NABERS Energy was highlighted during a webinar held with German and Australian experts last December, and was subsequently discussed with numerous German experts as part of the research that underpins the report. There is a strong appetite to explore the lessons of NABERS for the German commercial building market, so those insights can be applied in their own market. And there is precedent for NABERS expanding to other nations – New Zealand and the United Kingdom were first cabs off the rank. Watch this space.

Heat pumps

Heat pumps were the final major category examined in the report. Heat pumps are widely acknowledged as a crucial technology for decarbonising global building stock as countries work towards net zero emissions. However, as the market for heat pumps is still developing in both Germany and Australia, there is opportunity to collaborate not just on deployment of heat pump technologies, but on innovation.

Both Germany and Australia are interested in heat pumps for good reason: they can be used in both residential and commercial buildings, as well as industrial processes; they can be powered by renewable energy for zero-emissions heating and cooling; they can be utilised at times of peak renewable generation to create ‘thermal batteries’; and they can enable demand-side flexibility to improve the security and stability of the grid as the electricity system decarbonises. In short, heat pumps present massive opportunities for the energy transition.

While Germany has a longer history with the technology than Australia, uptake remains quite low. One of the reasons for this is the high cost of electricity relative to gas (some of the highest electricity prices in the world are found in Europe), which results in higher operating costs. The newly introduced carbon price is expected to reverse this price disparity, encouraging homeowners to take up heat pumps, especially when coupled with generous government incentives.

In Australia, heat pumps for space conditioning (i.e., split system air conditioners) are very common. However, the poor thermal performance of most Australian buildings means a lot more electricity is required to power these otherwise very efficient systems than would be necessary with better sealed and insulated buildings.
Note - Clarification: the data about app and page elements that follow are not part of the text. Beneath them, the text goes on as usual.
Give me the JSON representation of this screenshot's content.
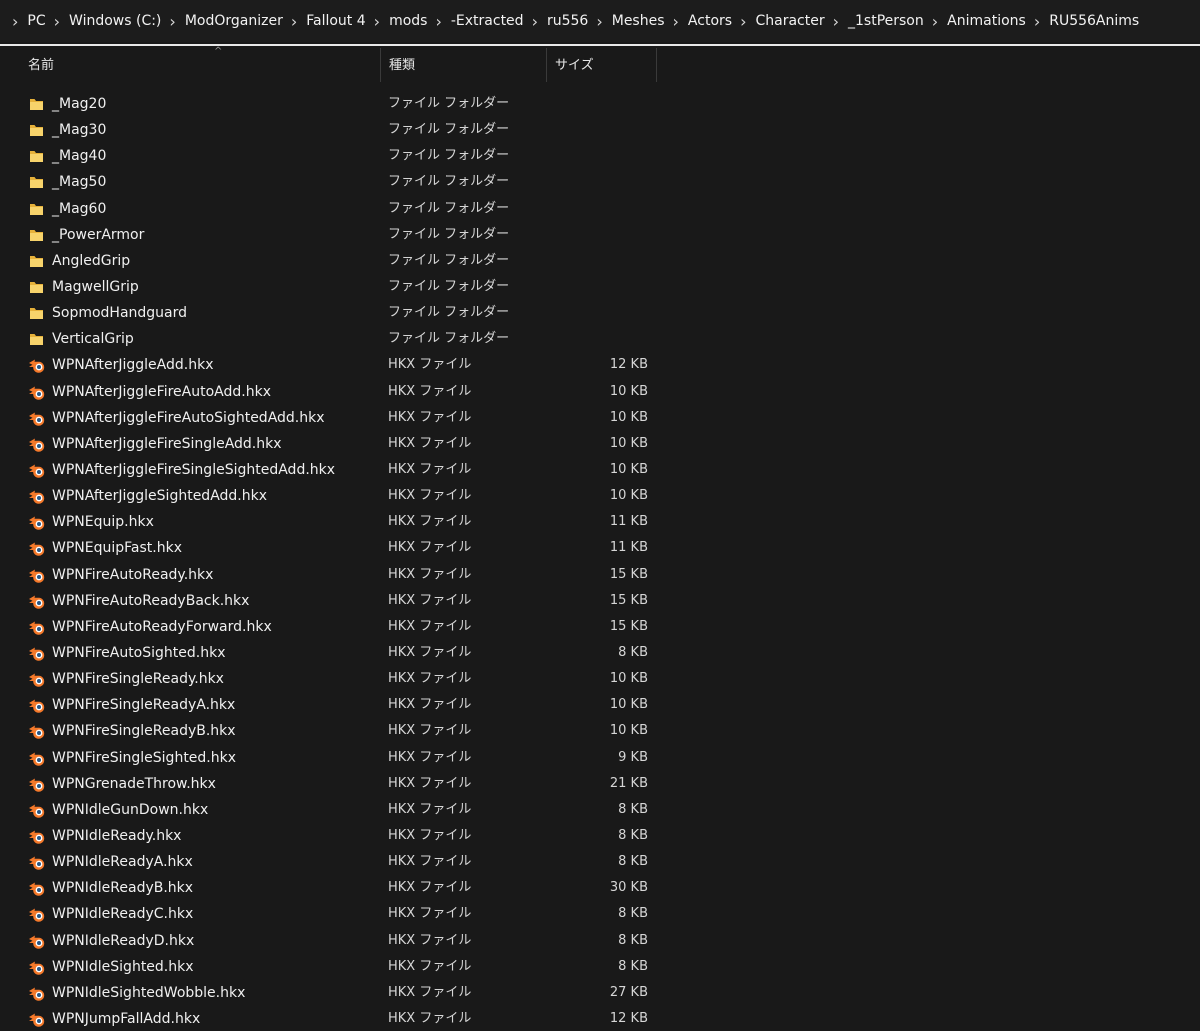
{
  "colors": {
    "background": "#191919",
    "text": "#f0f0f0",
    "folder_icon": "#f2c94c",
    "blender_orange": "#f5792a",
    "blender_blue": "#265787"
  },
  "address_bar": {
    "separator_icon": "chevron-right-icon",
    "crumbs": [
      "PC",
      "Windows (C:)",
      "ModOrganizer",
      "Fallout 4",
      "mods",
      "-Extracted",
      "ru556",
      "Meshes",
      "Actors",
      "Character",
      "_1stPerson",
      "Animations",
      "RU556Anims"
    ]
  },
  "columns": {
    "name": "名前",
    "type": "種類",
    "size": "サイズ"
  },
  "files": [
    {
      "name": "_Mag20",
      "type": "ファイル フォルダー",
      "size": "",
      "icon": "folder-icon"
    },
    {
      "name": "_Mag30",
      "type": "ファイル フォルダー",
      "size": "",
      "icon": "folder-icon"
    },
    {
      "name": "_Mag40",
      "type": "ファイル フォルダー",
      "size": "",
      "icon": "folder-icon"
    },
    {
      "name": "_Mag50",
      "type": "ファイル フォルダー",
      "size": "",
      "icon": "folder-icon"
    },
    {
      "name": "_Mag60",
      "type": "ファイル フォルダー",
      "size": "",
      "icon": "folder-icon"
    },
    {
      "name": "_PowerArmor",
      "type": "ファイル フォルダー",
      "size": "",
      "icon": "folder-icon"
    },
    {
      "name": "AngledGrip",
      "type": "ファイル フォルダー",
      "size": "",
      "icon": "folder-icon"
    },
    {
      "name": "MagwellGrip",
      "type": "ファイル フォルダー",
      "size": "",
      "icon": "folder-icon"
    },
    {
      "name": "SopmodHandguard",
      "type": "ファイル フォルダー",
      "size": "",
      "icon": "folder-icon"
    },
    {
      "name": "VerticalGrip",
      "type": "ファイル フォルダー",
      "size": "",
      "icon": "folder-icon"
    },
    {
      "name": "WPNAfterJiggleAdd.hkx",
      "type": "HKX ファイル",
      "size": "12 KB",
      "icon": "blender-file-icon"
    },
    {
      "name": "WPNAfterJiggleFireAutoAdd.hkx",
      "type": "HKX ファイル",
      "size": "10 KB",
      "icon": "blender-file-icon"
    },
    {
      "name": "WPNAfterJiggleFireAutoSightedAdd.hkx",
      "type": "HKX ファイル",
      "size": "10 KB",
      "icon": "blender-file-icon"
    },
    {
      "name": "WPNAfterJiggleFireSingleAdd.hkx",
      "type": "HKX ファイル",
      "size": "10 KB",
      "icon": "blender-file-icon"
    },
    {
      "name": "WPNAfterJiggleFireSingleSightedAdd.hkx",
      "type": "HKX ファイル",
      "size": "10 KB",
      "icon": "blender-file-icon"
    },
    {
      "name": "WPNAfterJiggleSightedAdd.hkx",
      "type": "HKX ファイル",
      "size": "10 KB",
      "icon": "blender-file-icon"
    },
    {
      "name": "WPNEquip.hkx",
      "type": "HKX ファイル",
      "size": "11 KB",
      "icon": "blender-file-icon"
    },
    {
      "name": "WPNEquipFast.hkx",
      "type": "HKX ファイル",
      "size": "11 KB",
      "icon": "blender-file-icon"
    },
    {
      "name": "WPNFireAutoReady.hkx",
      "type": "HKX ファイル",
      "size": "15 KB",
      "icon": "blender-file-icon"
    },
    {
      "name": "WPNFireAutoReadyBack.hkx",
      "type": "HKX ファイル",
      "size": "15 KB",
      "icon": "blender-file-icon"
    },
    {
      "name": "WPNFireAutoReadyForward.hkx",
      "type": "HKX ファイル",
      "size": "15 KB",
      "icon": "blender-file-icon"
    },
    {
      "name": "WPNFireAutoSighted.hkx",
      "type": "HKX ファイル",
      "size": "8 KB",
      "icon": "blender-file-icon"
    },
    {
      "name": "WPNFireSingleReady.hkx",
      "type": "HKX ファイル",
      "size": "10 KB",
      "icon": "blender-file-icon"
    },
    {
      "name": "WPNFireSingleReadyA.hkx",
      "type": "HKX ファイル",
      "size": "10 KB",
      "icon": "blender-file-icon"
    },
    {
      "name": "WPNFireSingleReadyB.hkx",
      "type": "HKX ファイル",
      "size": "10 KB",
      "icon": "blender-file-icon"
    },
    {
      "name": "WPNFireSingleSighted.hkx",
      "type": "HKX ファイル",
      "size": "9 KB",
      "icon": "blender-file-icon"
    },
    {
      "name": "WPNGrenadeThrow.hkx",
      "type": "HKX ファイル",
      "size": "21 KB",
      "icon": "blender-file-icon"
    },
    {
      "name": "WPNIdleGunDown.hkx",
      "type": "HKX ファイル",
      "size": "8 KB",
      "icon": "blender-file-icon"
    },
    {
      "name": "WPNIdleReady.hkx",
      "type": "HKX ファイル",
      "size": "8 KB",
      "icon": "blender-file-icon"
    },
    {
      "name": "WPNIdleReadyA.hkx",
      "type": "HKX ファイル",
      "size": "8 KB",
      "icon": "blender-file-icon"
    },
    {
      "name": "WPNIdleReadyB.hkx",
      "type": "HKX ファイル",
      "size": "30 KB",
      "icon": "blender-file-icon"
    },
    {
      "name": "WPNIdleReadyC.hkx",
      "type": "HKX ファイル",
      "size": "8 KB",
      "icon": "blender-file-icon"
    },
    {
      "name": "WPNIdleReadyD.hkx",
      "type": "HKX ファイル",
      "size": "8 KB",
      "icon": "blender-file-icon"
    },
    {
      "name": "WPNIdleSighted.hkx",
      "type": "HKX ファイル",
      "size": "8 KB",
      "icon": "blender-file-icon"
    },
    {
      "name": "WPNIdleSightedWobble.hkx",
      "type": "HKX ファイル",
      "size": "27 KB",
      "icon": "blender-file-icon"
    },
    {
      "name": "WPNJumpFallAdd.hkx",
      "type": "HKX ファイル",
      "size": "12 KB",
      "icon": "blender-file-icon"
    }
  ]
}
For commercial heat pumps, poor availability and lack of performance standards makes it challenging for building owner and managers to source heat pumps and discourages governments from offering incentives. In both countries, the workforce qualified to install heat pumps is small and largely unfamiliar with the technology, further hindering uptake. These are barriers that will need to be addressed in the coming years to improve penetration, but by working together, Germany and Australia can learn from each other to get further, faster.
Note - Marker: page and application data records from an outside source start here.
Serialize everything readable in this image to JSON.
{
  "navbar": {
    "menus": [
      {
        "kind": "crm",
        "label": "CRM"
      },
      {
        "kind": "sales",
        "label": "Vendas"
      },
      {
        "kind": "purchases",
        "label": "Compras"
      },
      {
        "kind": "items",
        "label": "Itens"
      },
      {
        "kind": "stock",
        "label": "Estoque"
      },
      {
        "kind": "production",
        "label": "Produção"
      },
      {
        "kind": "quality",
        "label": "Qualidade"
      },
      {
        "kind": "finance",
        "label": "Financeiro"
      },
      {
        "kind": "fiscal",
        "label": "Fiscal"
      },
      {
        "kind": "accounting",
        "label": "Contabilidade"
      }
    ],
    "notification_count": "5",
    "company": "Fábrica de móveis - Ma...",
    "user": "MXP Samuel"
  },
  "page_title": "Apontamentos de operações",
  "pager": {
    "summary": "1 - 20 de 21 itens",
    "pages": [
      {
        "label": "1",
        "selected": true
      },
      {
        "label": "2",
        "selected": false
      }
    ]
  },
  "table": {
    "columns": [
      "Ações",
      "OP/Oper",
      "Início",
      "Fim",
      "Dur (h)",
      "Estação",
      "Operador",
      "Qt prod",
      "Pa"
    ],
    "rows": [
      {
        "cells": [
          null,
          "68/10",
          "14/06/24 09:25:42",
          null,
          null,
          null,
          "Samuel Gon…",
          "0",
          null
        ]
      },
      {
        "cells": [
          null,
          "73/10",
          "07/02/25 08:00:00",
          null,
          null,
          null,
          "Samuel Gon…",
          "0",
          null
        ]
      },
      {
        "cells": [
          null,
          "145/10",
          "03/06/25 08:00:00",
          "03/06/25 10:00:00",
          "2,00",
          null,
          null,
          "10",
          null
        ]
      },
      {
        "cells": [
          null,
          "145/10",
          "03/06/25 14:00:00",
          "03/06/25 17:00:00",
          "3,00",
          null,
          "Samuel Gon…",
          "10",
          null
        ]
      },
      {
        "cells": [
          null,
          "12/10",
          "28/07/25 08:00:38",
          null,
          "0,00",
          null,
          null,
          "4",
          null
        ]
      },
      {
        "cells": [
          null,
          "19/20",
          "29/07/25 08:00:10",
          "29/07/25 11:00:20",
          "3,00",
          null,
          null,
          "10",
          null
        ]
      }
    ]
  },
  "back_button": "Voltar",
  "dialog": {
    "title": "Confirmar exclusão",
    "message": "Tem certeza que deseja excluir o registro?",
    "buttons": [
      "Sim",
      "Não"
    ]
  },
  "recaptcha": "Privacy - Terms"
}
Continuing the momentum

The recent release of the Further, faster, together report has generated a huge amount of interest. The report made clear recommendations for progressing the conversation, some of which have already picked up: NABERS is now working on an international resource on the general applicability of NABERS to different country contexts, which is expected to be finished by the end of the year. Watch this space for more initiatives coming out of this report.
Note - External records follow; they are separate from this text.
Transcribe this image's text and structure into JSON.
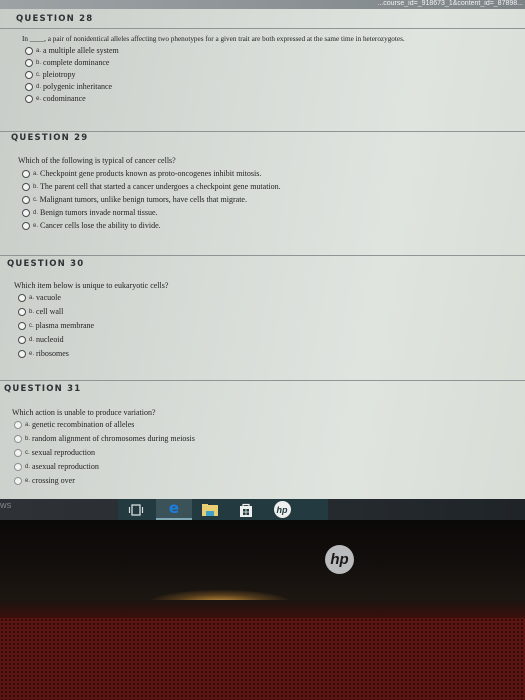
{
  "browser": {
    "url_fragment": "...course_id=_918673_1&content_id=_87898..."
  },
  "questions": [
    {
      "title": "QUESTION 28",
      "prompt": "In ____, a pair of nonidentical alleles affecting two phenotypes for a given trait are both expressed at the same time in heterozygotes.",
      "options": [
        {
          "letter": "a.",
          "text": "a multiple allele system"
        },
        {
          "letter": "b.",
          "text": "complete dominance"
        },
        {
          "letter": "c.",
          "text": "pleiotropy"
        },
        {
          "letter": "d.",
          "text": "polygenic inheritance"
        },
        {
          "letter": "e.",
          "text": "codominance"
        }
      ]
    },
    {
      "title": "QUESTION 29",
      "prompt": "Which of the following is typical of cancer cells?",
      "options": [
        {
          "letter": "a.",
          "text": "Checkpoint gene products known as proto-oncogenes inhibit mitosis."
        },
        {
          "letter": "b.",
          "text": "The parent cell that started a cancer undergoes a checkpoint gene mutation."
        },
        {
          "letter": "c.",
          "text": "Malignant tumors, unlike benign tumors, have cells that migrate."
        },
        {
          "letter": "d.",
          "text": "Benign tumors invade normal tissue."
        },
        {
          "letter": "e.",
          "text": "Cancer cells lose the ability to divide."
        }
      ]
    },
    {
      "title": "QUESTION 30",
      "prompt": "Which item below is unique to eukaryotic cells?",
      "options": [
        {
          "letter": "a.",
          "text": "vacuole"
        },
        {
          "letter": "b.",
          "text": "cell wall"
        },
        {
          "letter": "c.",
          "text": "plasma membrane"
        },
        {
          "letter": "d.",
          "text": "nucleoid"
        },
        {
          "letter": "e.",
          "text": "ribosomes"
        }
      ]
    },
    {
      "title": "QUESTION 31",
      "prompt": "Which action is unable to produce variation?",
      "options": [
        {
          "letter": "a.",
          "text": "genetic recombination of alleles"
        },
        {
          "letter": "b.",
          "text": "random alignment of chromosomes during meiosis"
        },
        {
          "letter": "c.",
          "text": "sexual reproduction"
        },
        {
          "letter": "d.",
          "text": "asexual reproduction"
        },
        {
          "letter": "e.",
          "text": "crossing over"
        }
      ]
    }
  ],
  "taskbar": {
    "search_fragment": "WS",
    "apps": [
      {
        "name": "task-view",
        "label": "Task View"
      },
      {
        "name": "edge",
        "label": "Microsoft Edge",
        "active": true
      },
      {
        "name": "file-explorer",
        "label": "File Explorer"
      },
      {
        "name": "store",
        "label": "Store"
      },
      {
        "name": "hp",
        "label": "HP"
      }
    ]
  },
  "device": {
    "bezel_logo": "hp"
  }
}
To learn more about how Australia and Germany can work together to make their residential and commercial building stock ready for the energy transition, check out the Energy Efficiency Council, German-Australian Chamber of Industry and Commerce, and adelphi’s joint report Further, faster, together – Opportunities for collaboration between Germany and Australia on energy efficiency in buildings.


This article was originally published in the July edition of Efficiency Insight.